2015 March 23
The 2015 March 20 eclipse
Image taken at 09:40 from Tarbatness. Buczynski, Marsh, Storey.
Seeing the eclipse of March 20th was always going to be a hit-or-miss affair. Totality only crossed land in two places, the Faroe Islands and Svalbard, both of which are particularly cloudy at this time of year. The partial was visible over a much wider area but, again, northern Europe is not known for the large number of sunshine hours it has in March.
As it turned out the partial was well seen from some parts of the UK (generally the northern and western sides) whereas in the southeast of England it was just a particularly gloomy morning. Jeremy Shears in Cheshire and Gary Poyner in Birmingham had a good view but Grant Privett drove around 170 miles of southwestern England with limited success. Denis Buczynski, Glyn Marsh and Dave Storey had good weather in the northeast of Scotland and saw almost 96% of the sun covered at mid eclipse.
Steve Harvey’s image from Tórshavn in the Faroe Islands.
The Faroes had generally cloudy weather with some gaps through which lucky observers managed to sneak a view of totality. Steve Harvey in Tórshavn got some views of the partial phase through cloud but missed out on totality.

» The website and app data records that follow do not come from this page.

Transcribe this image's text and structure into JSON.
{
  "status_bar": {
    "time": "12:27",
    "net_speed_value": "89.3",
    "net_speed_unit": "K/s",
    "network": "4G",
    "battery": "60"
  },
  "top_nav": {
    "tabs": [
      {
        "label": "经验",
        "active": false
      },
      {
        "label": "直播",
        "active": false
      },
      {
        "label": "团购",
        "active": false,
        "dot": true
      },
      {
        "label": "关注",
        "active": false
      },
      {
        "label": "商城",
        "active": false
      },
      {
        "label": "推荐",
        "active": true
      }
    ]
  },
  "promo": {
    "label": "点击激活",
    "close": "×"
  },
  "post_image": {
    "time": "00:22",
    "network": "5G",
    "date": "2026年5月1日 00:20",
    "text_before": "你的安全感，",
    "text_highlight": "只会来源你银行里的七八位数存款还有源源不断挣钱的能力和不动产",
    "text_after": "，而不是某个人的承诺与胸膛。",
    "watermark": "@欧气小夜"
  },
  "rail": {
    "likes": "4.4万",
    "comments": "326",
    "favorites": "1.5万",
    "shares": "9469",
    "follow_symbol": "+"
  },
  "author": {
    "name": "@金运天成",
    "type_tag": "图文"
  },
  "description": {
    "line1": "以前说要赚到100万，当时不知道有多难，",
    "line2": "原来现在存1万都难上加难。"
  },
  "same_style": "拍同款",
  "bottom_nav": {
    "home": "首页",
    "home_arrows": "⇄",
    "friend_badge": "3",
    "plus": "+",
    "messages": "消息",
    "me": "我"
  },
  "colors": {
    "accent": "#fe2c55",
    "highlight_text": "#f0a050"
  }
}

Other observers on board ships in the northern Atlantic managed to move into suitable cloud gaps and got good views. Paul Abel and Pete Lawrence report that good views were had from the MS Boudicca. Other observers were on aircraft above the clouds. Gillian and Roger Perry were on a flight and had a good view of totality through the windows.
The totally eclipsed sun from Svalbard. Nick James.
The real surprise was Svalbard where the weather on eclipse day was amazingly transparent and clear. This was where I was and I count myself as incredibly lucky to have been there despite the fact that the temperature dropped to -21C at mid-eclipse. I set up my equipment at a point in the Adventdalen valley, east of the main settlement of Longyearbyen. It was a spectacular location between mountains as you can see from this panorama. Another group, led by John Mason was a little further up the valley. I had three cameras. Two were for wide-angle shots (one still and one video) and one was used to shoot narrow-angle HD footage using a telescope. You can see some of my photos here and watch the video here. Watch out for the person driving along the road with headlights on during mid-eclipse! This eclipse had everything. The very clear, transparent sky made for a stunning naked-eye corona. The prominences were wonderful, with several interesting detached ones and there were dramatic shadow bands at both second and third contact. All of this seen from an extraordinary location.
Spectacular corona seen at totality. John Mason. Svalbard.
The corona was particularly spectacular at this eclipse since the transparency of the atmosphere was so good. A great deal of detail was visible to the naked eye and the binocular view was jaw-dropping. John’s photo is good but no image can capture the subtle visual view we saw through binoculars.
Next year’s eclipse is also in March but it is visible from Indonesia. It should be considerably warmer although it will have to do a lot to beat this one!